■ **WORK REQUEST**
This exercise calls for every line of the listing below that contains the word "circle".

■ **LISTED ENTRIES**
━━━
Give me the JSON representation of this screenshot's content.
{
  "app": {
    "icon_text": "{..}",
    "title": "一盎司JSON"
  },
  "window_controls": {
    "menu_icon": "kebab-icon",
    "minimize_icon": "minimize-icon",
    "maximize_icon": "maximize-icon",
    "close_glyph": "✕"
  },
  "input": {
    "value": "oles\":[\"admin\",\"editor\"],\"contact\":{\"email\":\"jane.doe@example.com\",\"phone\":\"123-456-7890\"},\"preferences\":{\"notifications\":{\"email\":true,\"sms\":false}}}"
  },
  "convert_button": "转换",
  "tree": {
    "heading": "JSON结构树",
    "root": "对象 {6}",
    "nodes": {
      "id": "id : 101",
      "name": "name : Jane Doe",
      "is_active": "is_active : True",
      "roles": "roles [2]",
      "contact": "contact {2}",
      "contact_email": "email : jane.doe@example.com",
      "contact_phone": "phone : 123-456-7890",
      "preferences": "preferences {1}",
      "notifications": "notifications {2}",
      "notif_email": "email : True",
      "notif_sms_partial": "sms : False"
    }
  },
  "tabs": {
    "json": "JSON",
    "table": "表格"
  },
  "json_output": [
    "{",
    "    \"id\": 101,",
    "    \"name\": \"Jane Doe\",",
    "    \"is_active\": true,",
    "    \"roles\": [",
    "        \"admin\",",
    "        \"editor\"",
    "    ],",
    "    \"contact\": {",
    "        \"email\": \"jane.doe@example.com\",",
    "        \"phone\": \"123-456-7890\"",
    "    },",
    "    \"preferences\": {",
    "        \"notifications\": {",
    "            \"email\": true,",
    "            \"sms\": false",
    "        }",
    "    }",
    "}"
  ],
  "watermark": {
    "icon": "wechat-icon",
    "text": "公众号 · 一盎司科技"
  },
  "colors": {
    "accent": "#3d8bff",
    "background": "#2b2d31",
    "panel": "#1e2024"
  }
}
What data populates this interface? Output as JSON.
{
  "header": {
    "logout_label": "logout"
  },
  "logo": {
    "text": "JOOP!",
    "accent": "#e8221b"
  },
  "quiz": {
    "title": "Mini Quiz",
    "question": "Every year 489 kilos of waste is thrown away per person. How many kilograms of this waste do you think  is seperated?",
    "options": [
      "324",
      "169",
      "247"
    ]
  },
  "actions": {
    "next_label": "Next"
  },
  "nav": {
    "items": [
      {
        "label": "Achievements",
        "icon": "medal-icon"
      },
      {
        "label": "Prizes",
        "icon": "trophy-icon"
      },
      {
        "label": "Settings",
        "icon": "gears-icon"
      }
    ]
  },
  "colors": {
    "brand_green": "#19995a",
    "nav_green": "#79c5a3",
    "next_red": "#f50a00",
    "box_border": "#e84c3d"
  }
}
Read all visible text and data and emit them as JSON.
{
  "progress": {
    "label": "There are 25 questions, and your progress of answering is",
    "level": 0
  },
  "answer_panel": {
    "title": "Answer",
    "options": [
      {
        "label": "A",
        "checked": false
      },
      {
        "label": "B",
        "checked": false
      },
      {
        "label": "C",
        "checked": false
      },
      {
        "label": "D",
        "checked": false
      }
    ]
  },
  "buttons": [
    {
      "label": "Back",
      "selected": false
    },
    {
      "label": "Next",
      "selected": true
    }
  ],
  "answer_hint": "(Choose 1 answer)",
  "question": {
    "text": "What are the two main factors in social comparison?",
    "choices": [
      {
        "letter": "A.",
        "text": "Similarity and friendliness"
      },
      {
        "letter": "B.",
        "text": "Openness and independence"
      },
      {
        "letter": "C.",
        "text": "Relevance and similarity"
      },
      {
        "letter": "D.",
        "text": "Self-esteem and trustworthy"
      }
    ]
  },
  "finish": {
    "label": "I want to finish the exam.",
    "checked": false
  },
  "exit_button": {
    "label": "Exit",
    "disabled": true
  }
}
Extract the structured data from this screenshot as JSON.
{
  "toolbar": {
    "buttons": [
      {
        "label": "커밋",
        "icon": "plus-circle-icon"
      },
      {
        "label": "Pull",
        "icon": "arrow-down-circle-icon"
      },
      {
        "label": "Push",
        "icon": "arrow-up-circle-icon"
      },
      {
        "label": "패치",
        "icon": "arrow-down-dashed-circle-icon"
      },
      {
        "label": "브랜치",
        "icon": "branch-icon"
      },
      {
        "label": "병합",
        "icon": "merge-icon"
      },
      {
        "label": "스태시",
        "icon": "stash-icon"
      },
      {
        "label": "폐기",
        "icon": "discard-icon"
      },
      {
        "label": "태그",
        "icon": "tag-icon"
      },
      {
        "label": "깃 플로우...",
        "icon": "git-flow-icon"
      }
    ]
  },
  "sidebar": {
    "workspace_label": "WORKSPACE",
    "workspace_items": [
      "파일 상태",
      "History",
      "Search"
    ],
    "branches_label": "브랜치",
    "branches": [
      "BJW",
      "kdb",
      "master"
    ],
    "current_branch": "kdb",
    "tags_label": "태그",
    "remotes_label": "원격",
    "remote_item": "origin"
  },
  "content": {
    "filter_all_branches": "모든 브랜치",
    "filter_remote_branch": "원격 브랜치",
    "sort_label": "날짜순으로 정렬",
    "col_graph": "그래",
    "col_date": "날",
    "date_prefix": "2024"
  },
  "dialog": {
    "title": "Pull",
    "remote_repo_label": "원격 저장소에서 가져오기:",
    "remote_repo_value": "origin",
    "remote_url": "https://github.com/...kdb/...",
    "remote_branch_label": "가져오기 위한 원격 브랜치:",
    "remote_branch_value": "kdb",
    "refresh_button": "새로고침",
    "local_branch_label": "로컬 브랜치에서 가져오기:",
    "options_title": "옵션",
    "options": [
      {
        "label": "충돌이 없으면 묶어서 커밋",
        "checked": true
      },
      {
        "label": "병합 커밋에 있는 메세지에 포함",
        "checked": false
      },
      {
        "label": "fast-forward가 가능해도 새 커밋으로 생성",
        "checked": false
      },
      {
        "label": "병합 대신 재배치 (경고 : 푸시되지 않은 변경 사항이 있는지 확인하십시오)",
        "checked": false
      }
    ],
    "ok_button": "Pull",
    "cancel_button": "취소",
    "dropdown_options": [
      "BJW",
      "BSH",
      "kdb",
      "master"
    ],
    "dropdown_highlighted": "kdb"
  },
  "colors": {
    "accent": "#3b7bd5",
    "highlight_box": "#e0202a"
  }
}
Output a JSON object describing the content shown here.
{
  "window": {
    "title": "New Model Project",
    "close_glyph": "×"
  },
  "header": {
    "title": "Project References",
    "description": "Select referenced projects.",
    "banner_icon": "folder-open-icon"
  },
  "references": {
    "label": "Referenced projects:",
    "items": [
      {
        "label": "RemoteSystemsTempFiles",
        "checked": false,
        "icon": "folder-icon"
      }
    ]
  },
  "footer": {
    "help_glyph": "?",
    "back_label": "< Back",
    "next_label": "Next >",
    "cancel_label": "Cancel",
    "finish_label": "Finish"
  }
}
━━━
■ **EXERCISE RESULT**
        "icon": "plus-circle-icon"
        "icon": "arrow-down-circle-icon"
        "icon": "arrow-up-circle-icon"
        "icon": "arrow-down-dashed-circle-icon"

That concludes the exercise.